■ TASK PROMPT
Your task is to gather the lines below that hold the string "Insert".

----------------------------------------

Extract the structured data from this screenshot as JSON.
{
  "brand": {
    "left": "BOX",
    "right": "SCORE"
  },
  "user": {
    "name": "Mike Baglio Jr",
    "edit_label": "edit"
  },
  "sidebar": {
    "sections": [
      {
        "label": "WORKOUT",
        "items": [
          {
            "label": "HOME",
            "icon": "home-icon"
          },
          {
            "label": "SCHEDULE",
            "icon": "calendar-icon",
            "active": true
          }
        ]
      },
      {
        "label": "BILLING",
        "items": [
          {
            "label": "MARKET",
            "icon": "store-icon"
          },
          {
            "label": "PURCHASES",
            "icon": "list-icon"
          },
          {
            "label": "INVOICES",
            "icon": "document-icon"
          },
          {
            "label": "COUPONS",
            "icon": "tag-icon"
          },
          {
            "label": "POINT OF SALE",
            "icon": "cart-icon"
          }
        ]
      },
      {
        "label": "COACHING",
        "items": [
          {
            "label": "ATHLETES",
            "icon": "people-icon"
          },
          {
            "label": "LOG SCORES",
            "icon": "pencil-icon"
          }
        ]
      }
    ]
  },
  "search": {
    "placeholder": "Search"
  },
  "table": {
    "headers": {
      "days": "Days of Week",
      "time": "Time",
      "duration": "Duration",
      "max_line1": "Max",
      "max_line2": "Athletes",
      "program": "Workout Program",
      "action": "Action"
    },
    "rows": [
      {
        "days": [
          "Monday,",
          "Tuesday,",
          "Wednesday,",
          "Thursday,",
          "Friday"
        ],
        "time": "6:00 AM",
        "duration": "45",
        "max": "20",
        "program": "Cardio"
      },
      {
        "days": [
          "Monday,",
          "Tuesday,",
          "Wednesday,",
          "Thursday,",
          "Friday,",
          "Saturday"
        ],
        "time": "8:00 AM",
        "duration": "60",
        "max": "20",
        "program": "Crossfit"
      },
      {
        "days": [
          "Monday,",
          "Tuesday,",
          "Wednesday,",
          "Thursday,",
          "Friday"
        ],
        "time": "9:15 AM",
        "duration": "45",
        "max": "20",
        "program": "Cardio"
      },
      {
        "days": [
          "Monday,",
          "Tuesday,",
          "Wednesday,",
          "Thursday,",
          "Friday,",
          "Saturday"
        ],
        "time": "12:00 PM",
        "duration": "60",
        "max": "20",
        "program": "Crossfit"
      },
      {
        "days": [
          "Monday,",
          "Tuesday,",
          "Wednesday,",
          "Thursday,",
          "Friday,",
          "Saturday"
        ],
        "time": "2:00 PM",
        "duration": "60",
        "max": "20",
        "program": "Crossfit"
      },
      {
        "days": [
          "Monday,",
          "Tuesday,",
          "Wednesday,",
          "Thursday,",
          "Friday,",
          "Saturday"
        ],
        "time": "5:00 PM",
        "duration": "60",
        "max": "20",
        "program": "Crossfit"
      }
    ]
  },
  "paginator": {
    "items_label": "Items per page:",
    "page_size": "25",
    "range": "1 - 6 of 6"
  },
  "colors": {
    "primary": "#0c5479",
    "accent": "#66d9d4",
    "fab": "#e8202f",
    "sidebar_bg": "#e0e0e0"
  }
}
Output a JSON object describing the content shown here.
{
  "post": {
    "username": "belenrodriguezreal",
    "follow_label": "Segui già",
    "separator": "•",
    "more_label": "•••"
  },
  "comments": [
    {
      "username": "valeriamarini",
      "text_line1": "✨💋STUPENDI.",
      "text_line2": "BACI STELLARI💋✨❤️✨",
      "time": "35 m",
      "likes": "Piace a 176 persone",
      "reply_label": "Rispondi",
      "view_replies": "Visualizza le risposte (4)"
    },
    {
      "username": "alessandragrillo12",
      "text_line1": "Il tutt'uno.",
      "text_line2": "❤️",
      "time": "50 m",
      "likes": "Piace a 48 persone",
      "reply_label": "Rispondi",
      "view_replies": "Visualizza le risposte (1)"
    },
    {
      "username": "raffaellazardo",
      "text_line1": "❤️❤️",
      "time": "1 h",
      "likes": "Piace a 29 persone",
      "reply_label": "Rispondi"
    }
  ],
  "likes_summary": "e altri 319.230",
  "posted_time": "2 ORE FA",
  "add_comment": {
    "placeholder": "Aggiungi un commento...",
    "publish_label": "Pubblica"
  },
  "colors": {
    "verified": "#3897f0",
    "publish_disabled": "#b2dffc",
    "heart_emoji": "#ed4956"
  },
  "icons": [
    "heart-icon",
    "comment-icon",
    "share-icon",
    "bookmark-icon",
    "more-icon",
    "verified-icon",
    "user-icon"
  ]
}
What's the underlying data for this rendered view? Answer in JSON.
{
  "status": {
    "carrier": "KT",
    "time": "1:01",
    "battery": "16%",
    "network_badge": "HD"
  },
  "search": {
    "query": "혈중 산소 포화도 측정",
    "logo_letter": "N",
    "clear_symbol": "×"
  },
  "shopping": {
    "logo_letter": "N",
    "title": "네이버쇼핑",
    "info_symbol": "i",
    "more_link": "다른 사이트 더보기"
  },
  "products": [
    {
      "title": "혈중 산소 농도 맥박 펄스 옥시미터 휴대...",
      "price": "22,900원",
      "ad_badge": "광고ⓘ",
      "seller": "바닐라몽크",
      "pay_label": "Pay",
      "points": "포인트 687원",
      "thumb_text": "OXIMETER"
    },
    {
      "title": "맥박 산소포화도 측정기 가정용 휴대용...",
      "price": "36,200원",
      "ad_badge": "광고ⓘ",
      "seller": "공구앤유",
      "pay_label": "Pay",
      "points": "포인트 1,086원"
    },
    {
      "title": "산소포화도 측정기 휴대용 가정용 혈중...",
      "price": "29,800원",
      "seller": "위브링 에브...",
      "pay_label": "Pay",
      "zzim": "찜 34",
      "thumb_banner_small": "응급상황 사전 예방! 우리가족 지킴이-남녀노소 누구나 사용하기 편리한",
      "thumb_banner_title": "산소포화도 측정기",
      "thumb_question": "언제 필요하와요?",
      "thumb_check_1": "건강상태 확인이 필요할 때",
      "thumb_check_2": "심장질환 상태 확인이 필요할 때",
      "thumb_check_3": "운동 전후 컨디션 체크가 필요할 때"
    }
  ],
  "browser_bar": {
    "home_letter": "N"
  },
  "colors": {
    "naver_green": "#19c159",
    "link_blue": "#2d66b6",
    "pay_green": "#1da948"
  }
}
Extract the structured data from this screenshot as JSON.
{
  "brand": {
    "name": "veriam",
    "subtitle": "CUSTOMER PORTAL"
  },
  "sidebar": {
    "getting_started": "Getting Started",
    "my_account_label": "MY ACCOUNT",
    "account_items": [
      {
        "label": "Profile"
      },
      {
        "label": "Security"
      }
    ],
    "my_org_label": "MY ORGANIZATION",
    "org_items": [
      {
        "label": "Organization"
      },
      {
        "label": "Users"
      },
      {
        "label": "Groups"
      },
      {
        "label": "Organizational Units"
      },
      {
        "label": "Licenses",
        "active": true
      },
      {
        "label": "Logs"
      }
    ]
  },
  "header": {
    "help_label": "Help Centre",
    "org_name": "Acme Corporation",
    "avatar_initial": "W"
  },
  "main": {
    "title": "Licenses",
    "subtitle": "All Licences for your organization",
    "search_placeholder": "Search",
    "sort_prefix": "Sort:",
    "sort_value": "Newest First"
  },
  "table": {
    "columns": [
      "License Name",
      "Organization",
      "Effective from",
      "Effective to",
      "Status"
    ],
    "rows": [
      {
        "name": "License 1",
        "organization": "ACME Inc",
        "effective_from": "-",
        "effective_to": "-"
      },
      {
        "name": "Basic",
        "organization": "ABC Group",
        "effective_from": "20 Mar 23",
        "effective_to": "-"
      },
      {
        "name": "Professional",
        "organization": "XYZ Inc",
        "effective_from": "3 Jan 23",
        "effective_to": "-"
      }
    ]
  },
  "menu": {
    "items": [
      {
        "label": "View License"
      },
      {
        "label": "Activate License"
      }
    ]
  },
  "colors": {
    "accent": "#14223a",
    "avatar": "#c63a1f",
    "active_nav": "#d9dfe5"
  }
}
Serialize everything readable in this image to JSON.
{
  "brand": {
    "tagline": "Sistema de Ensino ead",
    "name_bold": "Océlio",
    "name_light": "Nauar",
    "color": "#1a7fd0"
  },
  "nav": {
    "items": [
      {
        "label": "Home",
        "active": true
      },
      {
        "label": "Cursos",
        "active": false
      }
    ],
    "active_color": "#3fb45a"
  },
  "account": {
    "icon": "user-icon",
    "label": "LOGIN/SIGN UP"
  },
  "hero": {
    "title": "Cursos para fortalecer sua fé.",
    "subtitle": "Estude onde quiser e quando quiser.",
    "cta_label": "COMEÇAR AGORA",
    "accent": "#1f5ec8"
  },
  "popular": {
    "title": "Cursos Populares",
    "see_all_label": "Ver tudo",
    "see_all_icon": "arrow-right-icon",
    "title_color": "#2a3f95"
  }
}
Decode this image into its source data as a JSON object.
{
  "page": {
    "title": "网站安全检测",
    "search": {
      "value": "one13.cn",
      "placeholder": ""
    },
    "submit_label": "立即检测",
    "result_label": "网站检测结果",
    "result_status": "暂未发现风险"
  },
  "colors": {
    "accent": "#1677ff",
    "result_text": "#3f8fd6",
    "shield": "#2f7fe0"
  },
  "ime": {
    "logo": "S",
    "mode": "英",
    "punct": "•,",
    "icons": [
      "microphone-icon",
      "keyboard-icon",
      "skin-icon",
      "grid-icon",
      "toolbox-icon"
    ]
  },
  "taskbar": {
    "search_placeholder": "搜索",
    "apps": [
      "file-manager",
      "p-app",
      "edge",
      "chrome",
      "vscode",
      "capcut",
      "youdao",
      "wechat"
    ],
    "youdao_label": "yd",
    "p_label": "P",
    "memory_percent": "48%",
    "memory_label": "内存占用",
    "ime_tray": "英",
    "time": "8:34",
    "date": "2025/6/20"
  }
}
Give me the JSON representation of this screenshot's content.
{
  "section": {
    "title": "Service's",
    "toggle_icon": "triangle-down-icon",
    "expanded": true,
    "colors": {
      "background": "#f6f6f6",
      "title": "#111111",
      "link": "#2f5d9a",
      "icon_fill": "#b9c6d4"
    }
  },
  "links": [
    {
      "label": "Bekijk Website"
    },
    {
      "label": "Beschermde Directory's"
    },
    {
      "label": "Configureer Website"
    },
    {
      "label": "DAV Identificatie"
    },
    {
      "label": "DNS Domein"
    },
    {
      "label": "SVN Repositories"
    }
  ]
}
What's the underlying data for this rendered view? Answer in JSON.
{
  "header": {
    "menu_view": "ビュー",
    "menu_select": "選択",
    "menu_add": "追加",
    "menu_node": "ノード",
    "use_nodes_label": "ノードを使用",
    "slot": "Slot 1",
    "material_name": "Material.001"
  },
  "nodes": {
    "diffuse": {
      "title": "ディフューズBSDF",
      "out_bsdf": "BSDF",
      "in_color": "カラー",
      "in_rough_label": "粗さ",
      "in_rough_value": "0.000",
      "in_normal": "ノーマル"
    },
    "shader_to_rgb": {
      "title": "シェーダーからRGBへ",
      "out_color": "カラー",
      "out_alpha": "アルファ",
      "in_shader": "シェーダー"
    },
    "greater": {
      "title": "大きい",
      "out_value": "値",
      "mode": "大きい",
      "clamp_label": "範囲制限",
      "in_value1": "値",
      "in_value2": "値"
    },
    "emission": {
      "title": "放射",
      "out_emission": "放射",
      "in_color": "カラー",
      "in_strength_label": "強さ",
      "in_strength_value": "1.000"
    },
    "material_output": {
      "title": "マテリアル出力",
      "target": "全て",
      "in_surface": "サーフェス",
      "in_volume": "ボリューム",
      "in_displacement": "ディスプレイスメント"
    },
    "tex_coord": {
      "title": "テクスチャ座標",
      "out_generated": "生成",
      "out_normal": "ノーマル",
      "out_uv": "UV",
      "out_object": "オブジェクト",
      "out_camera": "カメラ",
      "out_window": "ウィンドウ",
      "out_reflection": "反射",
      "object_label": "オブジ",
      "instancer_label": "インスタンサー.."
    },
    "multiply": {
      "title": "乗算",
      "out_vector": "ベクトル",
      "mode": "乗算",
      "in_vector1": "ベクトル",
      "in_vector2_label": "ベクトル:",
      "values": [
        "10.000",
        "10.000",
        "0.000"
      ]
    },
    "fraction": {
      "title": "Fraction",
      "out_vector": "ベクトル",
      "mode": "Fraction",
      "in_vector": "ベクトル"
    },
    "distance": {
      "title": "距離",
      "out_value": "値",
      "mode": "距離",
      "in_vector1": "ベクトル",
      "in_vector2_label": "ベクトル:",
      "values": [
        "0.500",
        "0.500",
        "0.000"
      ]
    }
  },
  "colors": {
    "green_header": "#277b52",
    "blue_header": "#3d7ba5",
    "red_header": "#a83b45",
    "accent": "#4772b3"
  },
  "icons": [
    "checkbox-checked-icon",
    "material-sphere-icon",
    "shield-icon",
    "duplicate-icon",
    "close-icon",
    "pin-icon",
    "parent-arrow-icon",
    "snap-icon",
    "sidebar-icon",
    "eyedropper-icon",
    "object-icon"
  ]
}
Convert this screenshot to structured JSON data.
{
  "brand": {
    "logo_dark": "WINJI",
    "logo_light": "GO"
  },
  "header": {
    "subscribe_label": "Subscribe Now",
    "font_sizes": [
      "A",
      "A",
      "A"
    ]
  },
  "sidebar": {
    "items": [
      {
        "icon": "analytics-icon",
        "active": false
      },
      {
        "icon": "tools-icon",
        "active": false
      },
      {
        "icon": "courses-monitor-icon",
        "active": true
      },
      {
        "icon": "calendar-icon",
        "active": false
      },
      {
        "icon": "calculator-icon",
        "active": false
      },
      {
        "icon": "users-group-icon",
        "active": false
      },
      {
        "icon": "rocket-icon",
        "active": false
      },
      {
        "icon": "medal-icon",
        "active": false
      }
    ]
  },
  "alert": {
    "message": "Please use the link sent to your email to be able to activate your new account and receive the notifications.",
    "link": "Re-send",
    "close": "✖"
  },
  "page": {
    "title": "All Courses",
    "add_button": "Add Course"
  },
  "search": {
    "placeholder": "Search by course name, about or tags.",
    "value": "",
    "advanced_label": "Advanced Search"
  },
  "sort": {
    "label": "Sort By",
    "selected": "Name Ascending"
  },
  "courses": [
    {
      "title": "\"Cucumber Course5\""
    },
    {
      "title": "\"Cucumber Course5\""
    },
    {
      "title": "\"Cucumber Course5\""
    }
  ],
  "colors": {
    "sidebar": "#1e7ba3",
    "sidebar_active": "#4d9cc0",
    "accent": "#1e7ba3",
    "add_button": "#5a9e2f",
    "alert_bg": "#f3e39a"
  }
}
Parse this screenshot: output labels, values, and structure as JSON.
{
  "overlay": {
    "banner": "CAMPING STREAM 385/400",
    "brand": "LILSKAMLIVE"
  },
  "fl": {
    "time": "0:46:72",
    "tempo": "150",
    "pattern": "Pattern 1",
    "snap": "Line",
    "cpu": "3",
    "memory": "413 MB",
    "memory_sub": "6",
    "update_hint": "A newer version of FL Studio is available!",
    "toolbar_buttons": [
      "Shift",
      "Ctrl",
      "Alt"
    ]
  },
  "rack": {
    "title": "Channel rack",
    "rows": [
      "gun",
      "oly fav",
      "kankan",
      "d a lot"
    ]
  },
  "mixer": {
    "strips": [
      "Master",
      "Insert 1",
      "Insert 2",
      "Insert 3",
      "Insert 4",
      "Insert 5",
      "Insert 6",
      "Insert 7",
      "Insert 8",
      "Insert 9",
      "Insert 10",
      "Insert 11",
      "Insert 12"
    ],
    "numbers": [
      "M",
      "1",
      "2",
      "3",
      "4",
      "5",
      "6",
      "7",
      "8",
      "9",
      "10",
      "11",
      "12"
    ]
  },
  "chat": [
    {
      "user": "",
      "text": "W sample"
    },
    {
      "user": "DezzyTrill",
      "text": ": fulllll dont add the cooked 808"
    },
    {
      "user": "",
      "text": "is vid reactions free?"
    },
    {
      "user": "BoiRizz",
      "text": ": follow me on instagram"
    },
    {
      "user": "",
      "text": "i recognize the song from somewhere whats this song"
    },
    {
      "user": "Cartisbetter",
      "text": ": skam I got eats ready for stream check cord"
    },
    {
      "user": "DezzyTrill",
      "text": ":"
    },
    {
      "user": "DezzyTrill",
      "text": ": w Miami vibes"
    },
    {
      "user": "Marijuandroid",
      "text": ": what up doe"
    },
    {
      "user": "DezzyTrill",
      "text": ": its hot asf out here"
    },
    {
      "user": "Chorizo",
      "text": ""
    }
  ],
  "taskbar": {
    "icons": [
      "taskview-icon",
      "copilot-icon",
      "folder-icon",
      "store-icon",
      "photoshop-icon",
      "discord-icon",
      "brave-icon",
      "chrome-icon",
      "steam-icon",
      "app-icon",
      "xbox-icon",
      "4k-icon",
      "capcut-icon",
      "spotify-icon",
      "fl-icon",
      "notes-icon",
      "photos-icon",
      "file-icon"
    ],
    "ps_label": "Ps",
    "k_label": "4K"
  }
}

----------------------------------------

■ SOLUTION FOR THIS EXERCISE
      "Insert 1",
      "Insert 2",
      "Insert 3",
      "Insert 4",
      "Insert 5",
      "Insert 6",
      "Insert 7",
      "Insert 8",
      "Insert 9",
      "Insert 10",
      "Insert 11",
      "Insert 12"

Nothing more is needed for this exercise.